The government should hold more seminars and public hearings on nuclear energy issues to give the public a better understanding of nuclear power’s viability in Taiwan, a local group urged yesterday.
“We need transparency and full discussion, because the dispute over the fate of the country’s controversial Fourth Nuclear Power Plant continues to simmer,” said Eugene Chien, chairman of the Taiwan Institute for Sustainable Energy (TAISE).
There is a lack of public knowledge about nuclear power, the design of the Fourth Nuclear Power Plant and nuclear safety technology, Chien said on the sidelines of a Taiwan-Germany forum on low carbon cities.
The government contends that nuclear power plants play an important role in Taiwan’s economic development, but the public also has the right to know more about them, he said, especially ahead of a planned referendum on the fate of the nearly completed Fourth Nuclear Power Plant.
“It is always nice to be well-informed before making any decisions,” Chien said.
Worries over the Fourth Nuclear Power Plant project have galvanized opposition to the use of nuclear power in Taiwan, culminating in nationwide anti-nuclear rallies on Saturday that drew an estimated 200,000 people.

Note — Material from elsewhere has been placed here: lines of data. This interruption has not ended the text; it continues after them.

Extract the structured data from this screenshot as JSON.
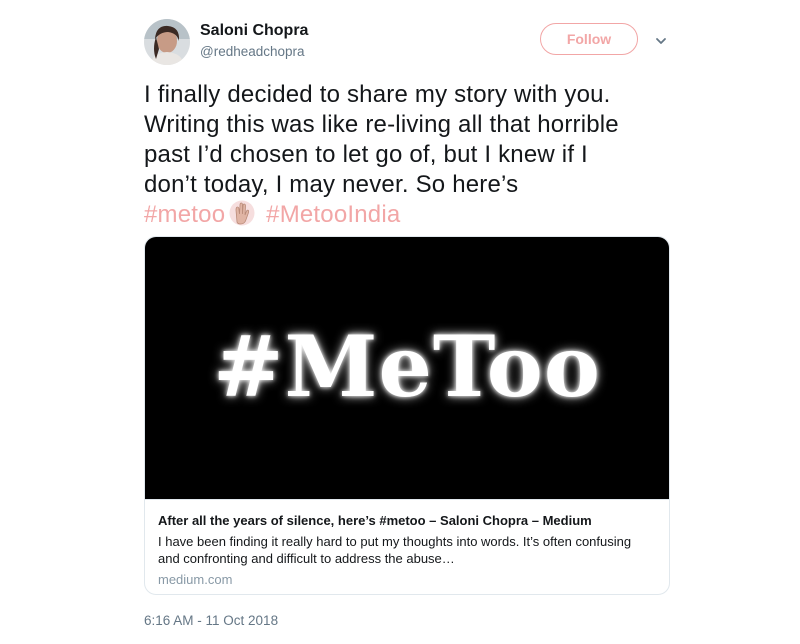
{
  "user": {
    "display_name": "Saloni Chopra",
    "handle": "@redheadchopra",
    "follow_label": "Follow"
  },
  "tweet": {
    "lines": [
      "I finally decided to share my story with you.",
      "Writing this was like re-living all that horrible",
      "past I’d chosen to let go of, but I knew if I",
      "don’t today, I may never. So here’s"
    ],
    "hashtag_1": "#metoo",
    "hashtag_2": "#MetooIndia",
    "emoji": "raised-hands-emoji"
  },
  "card": {
    "image_text": "#MeToo",
    "title": "After all the years of silence, here’s #metoo – Saloni Chopra – Medium",
    "description_lines": [
      "I have been finding it really hard to put my thoughts into words. It’s often confusing",
      "and confronting and difficult to address the abuse…"
    ],
    "domain": "medium.com"
  },
  "timestamp": "6:16 AM - 11 Oct 2018",
  "colors": {
    "accent": "#f2a6a6",
    "text": "#14171a",
    "muted": "#657786",
    "border": "#e1e8ed"
  },
  "icons": {
    "caret": "chevron-down-icon"
  }
}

President Ma Ying-jeou (馬英九) late last month reiterated the government’s commitment to ensure that the Fourth Nuclear Power Plant is safe before it is allowed to begin commercial operations.
He proposed that energy authorities seek the help of experts and agencies “as soon as possible” to clear up doubts about the controversial project.

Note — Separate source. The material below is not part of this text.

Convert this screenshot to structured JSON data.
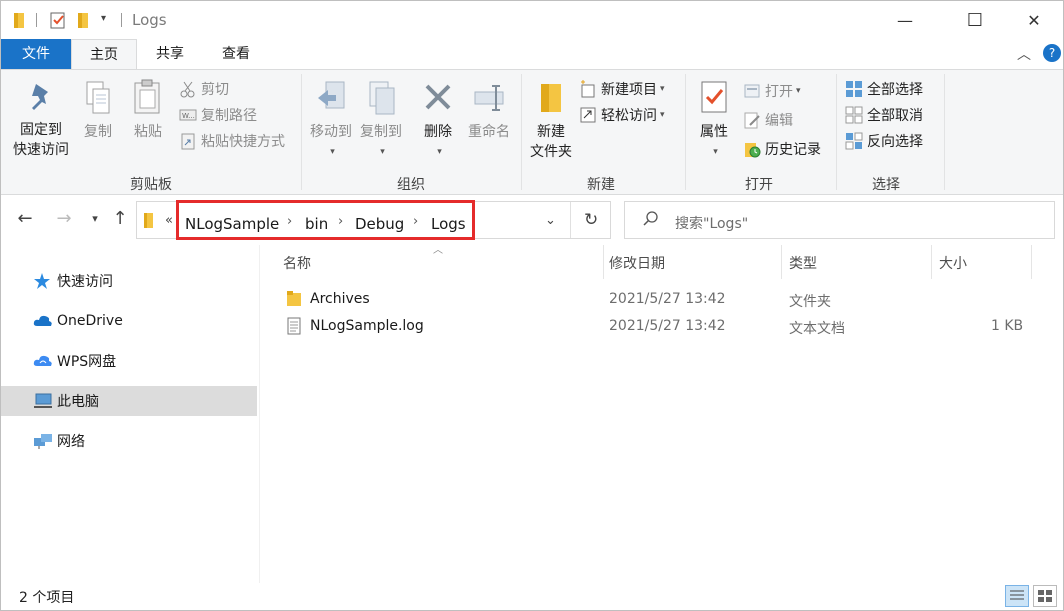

German Institute Taipei deputy director-general Mirko Kruppa said the German experience shows that it is important to have a national consensus on energy policy, including how to deal with nuclear power.
It took Germany over 25 years of “fierce debate” before a national consensus was reached to phase out nuclear power by 2022, and the consensus was only possible because it was incorporated in a 40-year energy policy that showed the whole picture, Kruppa said.
“Nuclear power is one part of it,” he said, adding that without a comprehensive energy policy that has a long-term perspective, “there will be never-ending discussion” about nuclear power.
One critical difference between the two countries that has fueled the rise of electricity production from alternative sources in Germany is Germany’s free energy market, in which everyone can produce energy, whether it be biomass energy produced on one’s land or solar power on one’s rooftop, Kruppa said.
“Everybody in Germany now can become an energy producer, which has helped boost the development of green energy,” Kruppa said.
Energy in Taiwan is distributed by the state-owned Taiwan Power Co (Taipower), which runs the country’s nuclear power plants.
Kruppa stressed that Taiwan’s relatively low energy prices are “not sustainable,” and said the longer Taiwan waits to reform its fundamental market issues, the more difficult and costly it will be to make the changes.
German Institute Taipei Director-General Michael Zickerick said he hoped the forum could provide Taiwan with information on green buildings and energy efficiency and allow experts from the two sides to interact.
The forum was part of a second series of events on sustainability organized by the German Institute Taipei and TAISE, with support from Taiwan’s Environmental Protection Administration.
The German office and TAISE signed a letter of intent in 2011 to carry out a “sustainability roadshow” platform, which organizes forums to bring together non-governmental organizations, universities, government and the public to find ways to develop environmentally sustainable practices.